━━━ Given entries ━━━
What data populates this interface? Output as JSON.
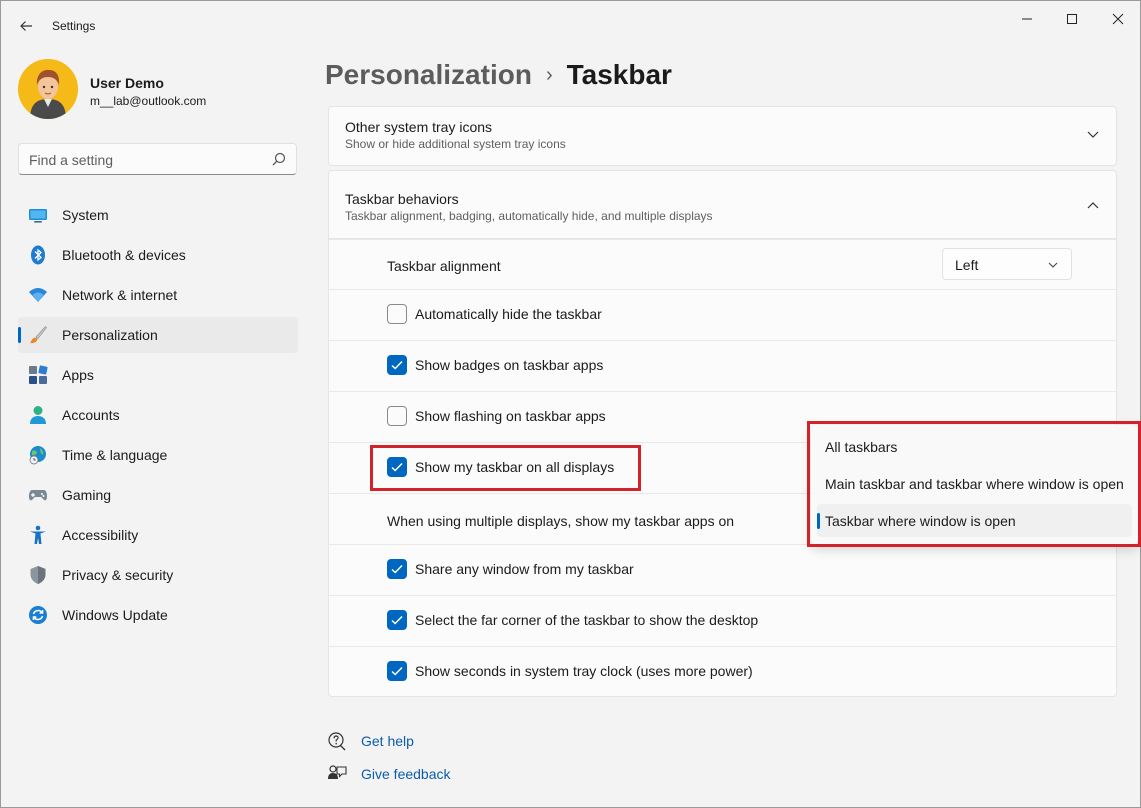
{
  "window": {
    "app_title": "Settings",
    "controls": {
      "minimize": "minimize",
      "maximize": "maximize",
      "close": "close"
    }
  },
  "user": {
    "name": "User Demo",
    "email": "m__lab@outlook.com"
  },
  "search": {
    "placeholder": "Find a setting"
  },
  "sidebar": {
    "items": [
      {
        "label": "System",
        "icon": "monitor-icon"
      },
      {
        "label": "Bluetooth & devices",
        "icon": "bluetooth-icon"
      },
      {
        "label": "Network & internet",
        "icon": "wifi-icon"
      },
      {
        "label": "Personalization",
        "icon": "brush-icon",
        "active": true
      },
      {
        "label": "Apps",
        "icon": "apps-icon"
      },
      {
        "label": "Accounts",
        "icon": "person-icon"
      },
      {
        "label": "Time & language",
        "icon": "globe-clock-icon"
      },
      {
        "label": "Gaming",
        "icon": "gamepad-icon"
      },
      {
        "label": "Accessibility",
        "icon": "accessibility-icon"
      },
      {
        "label": "Privacy & security",
        "icon": "shield-icon"
      },
      {
        "label": "Windows Update",
        "icon": "update-icon"
      }
    ]
  },
  "breadcrumb": {
    "parent": "Personalization",
    "separator": "›",
    "current": "Taskbar"
  },
  "sections": {
    "tray_icons": {
      "title": "Other system tray icons",
      "subtitle": "Show or hide additional system tray icons"
    },
    "behaviors": {
      "title": "Taskbar behaviors",
      "subtitle": "Taskbar alignment, badging, automatically hide, and multiple displays"
    }
  },
  "behaviors": {
    "alignment_label": "Taskbar alignment",
    "alignment_value": "Left",
    "auto_hide": {
      "label": "Automatically hide the taskbar",
      "checked": false
    },
    "badges": {
      "label": "Show badges on taskbar apps",
      "checked": true
    },
    "flashing": {
      "label": "Show flashing on taskbar apps",
      "checked": false
    },
    "all_displays": {
      "label": "Show my taskbar on all displays",
      "checked": true
    },
    "multi_display_label": "When using multiple displays, show my taskbar apps on",
    "share_window": {
      "label": "Share any window from my taskbar",
      "checked": true
    },
    "far_corner": {
      "label": "Select the far corner of the taskbar to show the desktop",
      "checked": true
    },
    "seconds": {
      "label": "Show seconds in system tray clock (uses more power)",
      "checked": true
    }
  },
  "flyout": {
    "options": [
      "All taskbars",
      "Main taskbar and taskbar where window is open",
      "Taskbar where window is open"
    ],
    "selected_index": 2
  },
  "footer": {
    "help": "Get help",
    "feedback": "Give feedback"
  },
  "colors": {
    "accent": "#0067c0",
    "highlight": "#d1232a",
    "link": "#0b5cad"
  }
}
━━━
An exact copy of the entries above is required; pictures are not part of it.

--- Solution to this exercise ---
What data populates this interface? Output as JSON.
{
  "window": {
    "app_title": "Settings",
    "controls": {
      "minimize": "minimize",
      "maximize": "maximize",
      "close": "close"
    }
  },
  "user": {
    "name": "User Demo",
    "email": "m__lab@outlook.com"
  },
  "search": {
    "placeholder": "Find a setting"
  },
  "sidebar": {
    "items": [
      {
        "label": "System",
        "icon": "monitor-icon"
      },
      {
        "label": "Bluetooth & devices",
        "icon": "bluetooth-icon"
      },
      {
        "label": "Network & internet",
        "icon": "wifi-icon"
      },
      {
        "label": "Personalization",
        "icon": "brush-icon",
        "active": true
      },
      {
        "label": "Apps",
        "icon": "apps-icon"
      },
      {
        "label": "Accounts",
        "icon": "person-icon"
      },
      {
        "label": "Time & language",
        "icon": "globe-clock-icon"
      },
      {
        "label": "Gaming",
        "icon": "gamepad-icon"
      },
      {
        "label": "Accessibility",
        "icon": "accessibility-icon"
      },
      {
        "label": "Privacy & security",
        "icon": "shield-icon"
      },
      {
        "label": "Windows Update",
        "icon": "update-icon"
      }
    ]
  },
  "breadcrumb": {
    "parent": "Personalization",
    "separator": "›",
    "current": "Taskbar"
  },
  "sections": {
    "tray_icons": {
      "title": "Other system tray icons",
      "subtitle": "Show or hide additional system tray icons"
    },
    "behaviors": {
      "title": "Taskbar behaviors",
      "subtitle": "Taskbar alignment, badging, automatically hide, and multiple displays"
    }
  },
  "behaviors": {
    "alignment_label": "Taskbar alignment",
    "alignment_value": "Left",
    "auto_hide": {
      "label": "Automatically hide the taskbar",
      "checked": false
    },
    "badges": {
      "label": "Show badges on taskbar apps",
      "checked": true
    },
    "flashing": {
      "label": "Show flashing on taskbar apps",
      "checked": false
    },
    "all_displays": {
      "label": "Show my taskbar on all displays",
      "checked": true
    },
    "multi_display_label": "When using multiple displays, show my taskbar apps on",
    "share_window": {
      "label": "Share any window from my taskbar",
      "checked": true
    },
    "far_corner": {
      "label": "Select the far corner of the taskbar to show the desktop",
      "checked": true
    },
    "seconds": {
      "label": "Show seconds in system tray clock (uses more power)",
      "checked": true
    }
  },
  "flyout": {
    "options": [
      "All taskbars",
      "Main taskbar and taskbar where window is open",
      "Taskbar where window is open"
    ],
    "selected_index": 2
  },
  "footer": {
    "help": "Get help",
    "feedback": "Give feedback"
  },
  "colors": {
    "accent": "#0067c0",
    "highlight": "#d1232a",
    "link": "#0b5cad"
  }
}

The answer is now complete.